7 Tips for Targeting Customers
5. Build a pro forma for future mailings. Base future campaigns on past results, economic conditions (how current economic conditions will impact your business) and changes to your marketing/merchandising mix (if you increase prices, how much are you forecasting your average order value to go up?), Watson advised. Other marketing factors to consider:
* the number of pages in your catalog — Do you cut or add?
* product assortment — widen or narrow your scope?
* calendar shifts — When do Easter, Mother’s Day fall? How long is the gap between Thanksgiving and Christmas?
* paper and postage increases — What paper do you use? Can this be downgraded with minimal effect on your book? How has this year’s postal increase (3.5 percent to 5 percent for most catalogers) impacted your circulation plans?
6. Stick to a budget. Determine how much you’re able to spend to get a prospect as a customer, Anderson said. With names on your housefile, look at average order size and lifetime value. With prospects, determine cost of acquisition (sales results for one year of prospecting minus costs of goods and promotions divided by the number of new customers within that year) and average order size compared to housefile.
7. To co-op or not?

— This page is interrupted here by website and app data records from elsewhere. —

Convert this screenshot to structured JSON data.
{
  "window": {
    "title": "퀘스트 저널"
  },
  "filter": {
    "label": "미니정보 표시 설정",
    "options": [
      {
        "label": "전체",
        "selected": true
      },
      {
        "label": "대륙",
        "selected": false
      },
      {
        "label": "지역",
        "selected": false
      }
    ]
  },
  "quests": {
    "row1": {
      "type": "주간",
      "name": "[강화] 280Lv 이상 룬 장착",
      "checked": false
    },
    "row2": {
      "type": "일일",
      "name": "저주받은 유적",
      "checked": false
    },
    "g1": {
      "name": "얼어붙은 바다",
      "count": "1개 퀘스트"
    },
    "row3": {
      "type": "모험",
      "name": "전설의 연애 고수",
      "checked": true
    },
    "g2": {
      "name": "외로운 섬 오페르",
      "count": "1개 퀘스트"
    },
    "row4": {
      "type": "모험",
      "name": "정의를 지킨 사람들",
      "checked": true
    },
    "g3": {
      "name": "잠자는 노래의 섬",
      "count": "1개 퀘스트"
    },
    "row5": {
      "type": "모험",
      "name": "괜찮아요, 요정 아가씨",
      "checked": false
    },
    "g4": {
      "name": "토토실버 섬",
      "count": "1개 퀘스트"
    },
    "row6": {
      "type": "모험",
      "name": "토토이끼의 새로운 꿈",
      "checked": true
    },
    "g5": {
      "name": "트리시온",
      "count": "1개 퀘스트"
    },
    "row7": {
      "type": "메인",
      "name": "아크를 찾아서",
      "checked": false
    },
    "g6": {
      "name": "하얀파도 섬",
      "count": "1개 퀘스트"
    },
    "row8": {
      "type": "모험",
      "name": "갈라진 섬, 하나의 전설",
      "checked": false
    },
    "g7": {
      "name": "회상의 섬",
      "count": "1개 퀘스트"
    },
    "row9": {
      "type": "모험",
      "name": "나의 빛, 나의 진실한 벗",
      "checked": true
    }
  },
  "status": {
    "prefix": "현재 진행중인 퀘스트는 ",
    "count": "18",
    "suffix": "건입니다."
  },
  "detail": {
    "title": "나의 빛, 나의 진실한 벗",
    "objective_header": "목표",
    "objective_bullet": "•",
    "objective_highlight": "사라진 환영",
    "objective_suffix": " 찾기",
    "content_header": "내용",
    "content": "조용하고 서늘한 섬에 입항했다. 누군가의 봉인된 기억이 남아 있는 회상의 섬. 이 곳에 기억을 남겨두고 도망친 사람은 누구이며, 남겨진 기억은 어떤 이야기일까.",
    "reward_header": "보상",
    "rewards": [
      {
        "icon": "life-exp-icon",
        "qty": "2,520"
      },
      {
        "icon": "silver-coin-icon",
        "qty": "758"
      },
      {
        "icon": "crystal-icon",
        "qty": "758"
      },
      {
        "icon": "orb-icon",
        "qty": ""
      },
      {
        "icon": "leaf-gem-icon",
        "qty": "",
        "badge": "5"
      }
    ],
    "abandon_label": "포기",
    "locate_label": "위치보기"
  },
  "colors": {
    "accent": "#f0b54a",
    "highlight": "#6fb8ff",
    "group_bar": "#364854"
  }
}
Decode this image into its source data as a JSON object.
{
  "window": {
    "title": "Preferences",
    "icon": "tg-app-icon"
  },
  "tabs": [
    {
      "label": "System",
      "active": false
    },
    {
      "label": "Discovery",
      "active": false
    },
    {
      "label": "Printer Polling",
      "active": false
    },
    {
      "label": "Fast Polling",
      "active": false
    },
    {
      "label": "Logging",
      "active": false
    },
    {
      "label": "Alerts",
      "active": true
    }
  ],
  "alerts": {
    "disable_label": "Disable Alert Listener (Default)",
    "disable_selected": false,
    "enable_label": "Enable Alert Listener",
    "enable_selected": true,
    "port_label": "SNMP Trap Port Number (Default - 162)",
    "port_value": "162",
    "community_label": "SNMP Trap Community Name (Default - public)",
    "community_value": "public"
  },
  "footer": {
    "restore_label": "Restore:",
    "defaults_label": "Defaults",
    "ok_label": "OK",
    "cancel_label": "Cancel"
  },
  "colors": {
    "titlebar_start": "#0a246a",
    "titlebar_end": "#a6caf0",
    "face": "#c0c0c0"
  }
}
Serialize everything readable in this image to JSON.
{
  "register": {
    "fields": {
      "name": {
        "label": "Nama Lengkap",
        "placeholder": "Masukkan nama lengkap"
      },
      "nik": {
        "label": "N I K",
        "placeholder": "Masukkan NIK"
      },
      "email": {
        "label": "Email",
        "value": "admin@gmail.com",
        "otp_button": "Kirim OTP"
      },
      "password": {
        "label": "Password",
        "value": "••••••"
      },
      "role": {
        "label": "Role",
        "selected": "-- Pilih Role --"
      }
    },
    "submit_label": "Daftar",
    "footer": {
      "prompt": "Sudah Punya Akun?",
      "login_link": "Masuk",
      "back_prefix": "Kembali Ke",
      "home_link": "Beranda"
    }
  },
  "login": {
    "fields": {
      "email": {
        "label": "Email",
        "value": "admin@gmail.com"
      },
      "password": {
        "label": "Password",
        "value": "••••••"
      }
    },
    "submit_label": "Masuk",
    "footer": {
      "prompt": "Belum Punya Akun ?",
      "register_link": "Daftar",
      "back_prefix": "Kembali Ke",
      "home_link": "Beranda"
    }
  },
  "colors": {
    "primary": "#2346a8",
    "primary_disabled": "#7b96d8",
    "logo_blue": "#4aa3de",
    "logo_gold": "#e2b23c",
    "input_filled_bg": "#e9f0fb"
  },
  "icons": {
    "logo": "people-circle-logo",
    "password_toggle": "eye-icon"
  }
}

When deciding whether or not to use the co-op databases for prospecting, determine if you’ll get out of them what you give up, Watson cautioned. “If you mail 2 million to 3 million names annually, and you’re only taking 100,000 names from the co-op, it’s not worth it,” she said. Prospect to a level that justifies your housefile exposure. Also consider which data is more valuable to your business — SKU level or transactional?
Referring to mail-order food buyers as an example, Watson pointed out: “The more niche business you are, the more important the SKU level data is.”